In the ﬁrst place, carrying out land reform at a time of war, when millions of peasants were in the army, would have ended the effectiveness of the troops. Peasant soldiers would have left their regiments to go back to their villages to claim their allotments. Second, the government did not possess the machinery to carry out an inevitably complex process. Third, the liberal ministers took it for granted that landlords had to be compensated for their property. In 1917, the government obviously lacked the means necessary to compensate those who were about to be dispossessed.
They developed institutions, methods of mobilization, and even a vocabulary that would be not so much imitated as rediscovered again and again. The interplay between the demands posed by unexpected and harsh reality and an ideology to which the revolutionaries were deeply committed is a complex and fascinating topic. The Revolution, 1917–1921 31 It would be a mistake to imagine that all the unattractive aspects of Bolshevik policies were the consequence of the cruel and unexpected demands of the time.

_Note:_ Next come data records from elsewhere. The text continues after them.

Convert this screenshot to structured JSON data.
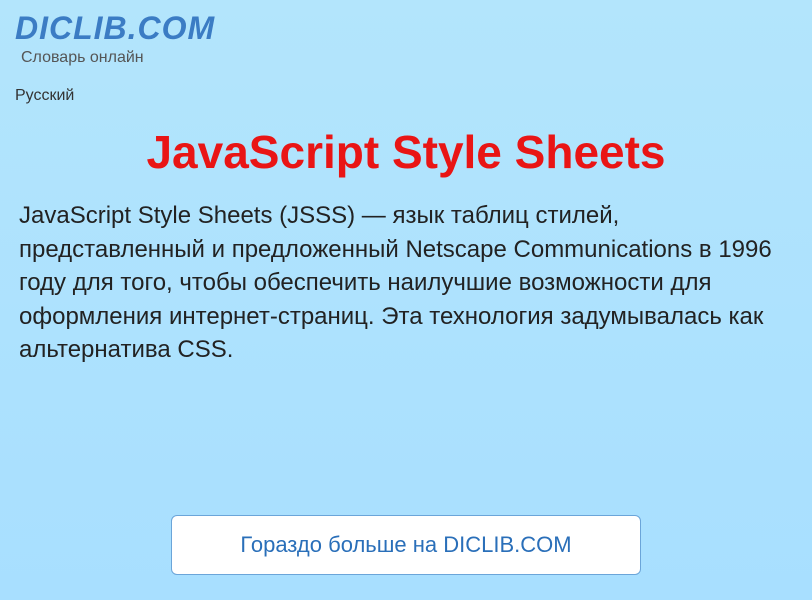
{
  "header": {
    "site_title": "DICLIB.COM",
    "site_subtitle": "Словарь онлайн"
  },
  "language": {
    "current": "Русский"
  },
  "article": {
    "title": "JavaScript Style Sheets",
    "body": "JavaScript Style Sheets (JSSS) — язык таблиц стилей, представленный и предложенный Netscape Communications в 1996 году для того, чтобы обеспечить наилучшие возможности для оформления интернет-страниц. Эта технология задумывалась как альтернатива CSS."
  },
  "cta": {
    "label": "Гораздо больше на DICLIB.COM"
  }
}
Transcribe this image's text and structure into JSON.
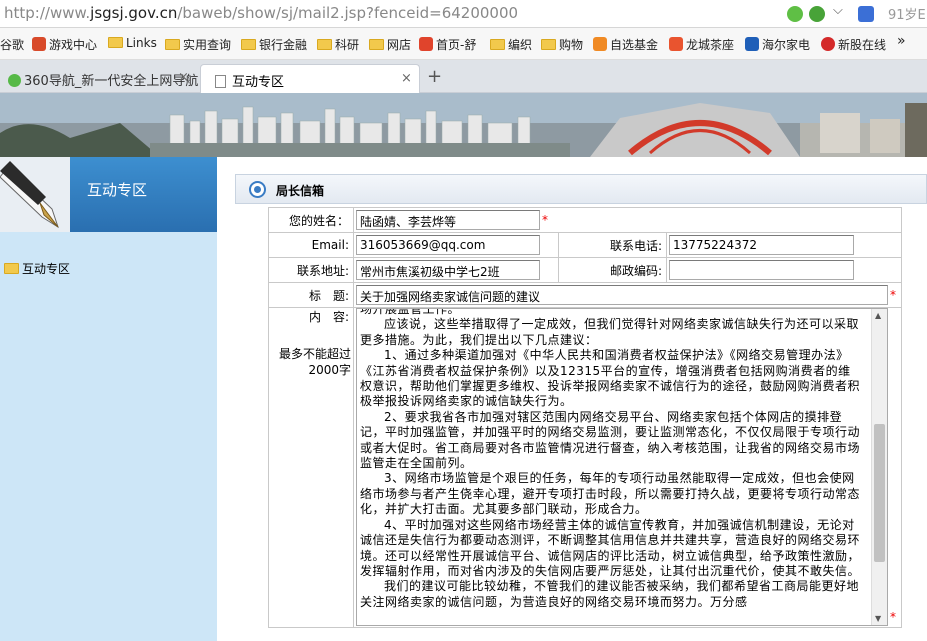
{
  "browser": {
    "address_prefix": "http://www.",
    "address_domain": "jsgsj.gov.cn",
    "address_suffix": "/baweb/show/sj/mail2.jsp?fenceid=64200000",
    "search_hint": "91岁E",
    "bookmarks": [
      "谷歌",
      "游戏中心",
      "Links",
      "实用查询",
      "银行金融",
      "科研",
      "网店",
      "首页-舒",
      "编织",
      "购物",
      "自选基金",
      "龙城茶座",
      "海尔家电",
      "新股在线"
    ],
    "more_glyph": "»",
    "tabs": [
      {
        "label": "360导航_新一代安全上网导航"
      },
      {
        "label": "互动专区"
      }
    ],
    "close_glyph": "×",
    "new_tab_glyph": "+"
  },
  "sidebar": {
    "title": "互动专区",
    "tree_item": "互动专区"
  },
  "section": {
    "title": "局长信箱"
  },
  "form": {
    "name_label": "您的姓名：",
    "name_value": "陆函婧、李芸烨等",
    "email_label": "Email:",
    "email_value": "316053669@qq.com",
    "phone_label": "联系电话:",
    "phone_value": "13775224372",
    "address_label": "联系地址:",
    "address_value": "常州市焦溪初级中学七2班",
    "postcode_label": "邮政编码:",
    "postcode_value": "",
    "subject_label": "标　题:",
    "subject_value": "关于加强网络卖家诚信问题的建议",
    "content_label": "内　容:",
    "content_limit": "最多不能超过2000字",
    "required_mark": "*",
    "content_paragraphs": [
      "场开展监管工作。",
      "应该说，这些举措取得了一定成效，但我们觉得针对网络卖家诚信缺失行为还可以采取更多措施。为此，我们提出以下几点建议：",
      "1、通过多种渠道加强对《中华人民共和国消费者权益保护法》《网络交易管理办法》《江苏省消费者权益保护条例》以及12315平台的宣传，增强消费者包括网购消费者的维权意识，帮助他们掌握更多维权、投诉举报网络卖家不诚信行为的途径，鼓励网购消费者积极举报投诉网络卖家的诚信缺失行为。",
      "2、要求我省各市加强对辖区范围内网络交易平台、网络卖家包括个体网店的摸排登记，平时加强监管，并加强平时的网络交易监测，要让监测常态化，不仅仅局限于专项行动或者大促时。省工商局要对各市监管情况进行督查，纳入考核范围，让我省的网络交易市场监管走在全国前列。",
      "3、网络市场监管是个艰巨的任务，每年的专项行动虽然能取得一定成效，但也会使网络市场参与者产生侥幸心理，避开专项打击时段，所以需要打持久战，更要将专项行动常态化，并扩大打击面。尤其要多部门联动，形成合力。",
      "4、平时加强对这些网络市场经营主体的诚信宣传教育，并加强诚信机制建设，无论对诚信还是失信行为都要动态测评，不断调整其信用信息并共建共享，营造良好的网络交易环境。还可以经常性开展诚信平台、诚信网店的评比活动，树立诚信典型，给予政策性激励，发挥辐射作用，而对省内涉及的失信网店要严厉惩处，让其付出沉重代价，使其不敢失信。",
      "我们的建议可能比较幼稚，不管我们的建议能否被采纳，我们都希望省工商局能更好地关注网络卖家的诚信问题，为营造良好的网络交易环境而努力。万分感"
    ]
  },
  "colors": {
    "sidebar_bg": "#cde6f7",
    "sidebar_head": "#2a6fb0",
    "accent": "#3a7cc4"
  }
}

On the one hand, they hated Kerensky’s liberal regime with such passion that they would not come to its defense under any circumstances. On the other hand, they underestimated the Bolsheviks. They did not imagine that a band of radicals with outlandish ideas could succeed where tsarist ministers and educated and experienced statesmen had failed: to wit, in governing the country. Moreover, they were so preoccupied with the need to fight the foreign foe that they refused to abandon their positions at the front.
A History of the Soviet Union by Peter Kenez